Methods: In this prospective study, unselected, asymptomatic, Caucasian women with singleton pregnancies underwent standardized transvaginal ultrasonographic (TVS) cervical length measurement at 13-15 weeks' gestation as a screening test for preterm delivery (PTD). Women with multiple gestations, iatrogenic PTD, and previous cervical conization were excluded. The primary outcome measures were spontaneous PTD at < 37 and < 34 weeks. The correlation between cervical length and previous obstetric history was evaluated.

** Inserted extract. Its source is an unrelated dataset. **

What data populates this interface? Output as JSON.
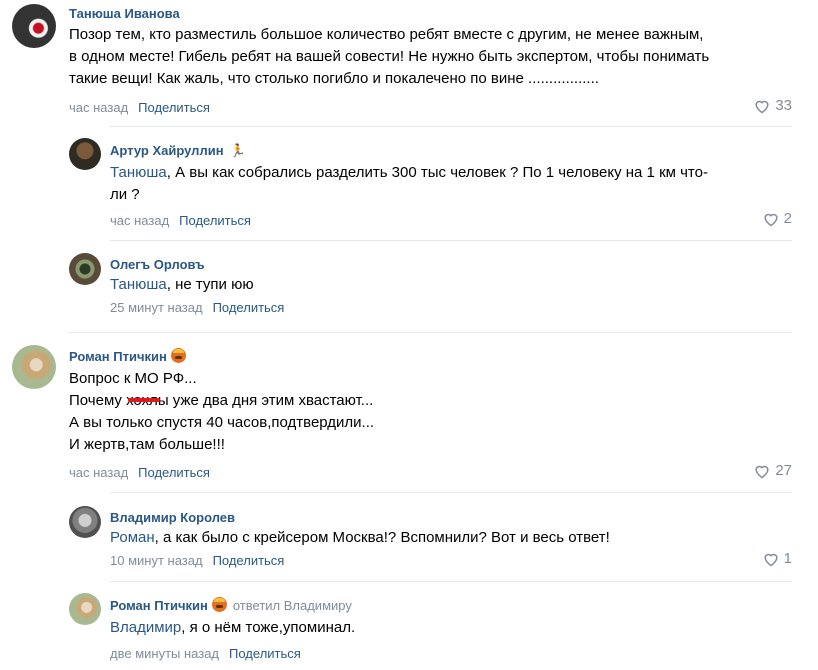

Results: A total of 2469 patients met the inclusion criteria. The mean gestational age at cervical assessment was 14 + 2 weeks. The mean gestational age at delivery was 40 + 0 weeks. The rate of spontaneous deliveries before 37 weeks' gestation was 1.7%. In 0.2% the delivery occurred before 34 weeks' gestation. The mean +/- standard deviation cervical length for the entire population was 44.2 +/- 5.4 mm. No difference was observed between cervical length in women that delivered at term and those that delivered either before 37 or before 34 weeks' gestation. Previous obstetric history (prior preterm birth, previous miscarriages and terminations, and parity) did not affect cervical length at 14 weeks of gestation.
Conclusions: Performed at 14 weeks' gestation, TVS measurement of the cervical canal length to predict spontaneous PTD is not a reliable screening procedure.
Copyright 2003 ISUOG. Published by John Wiley & Sons, Ltd.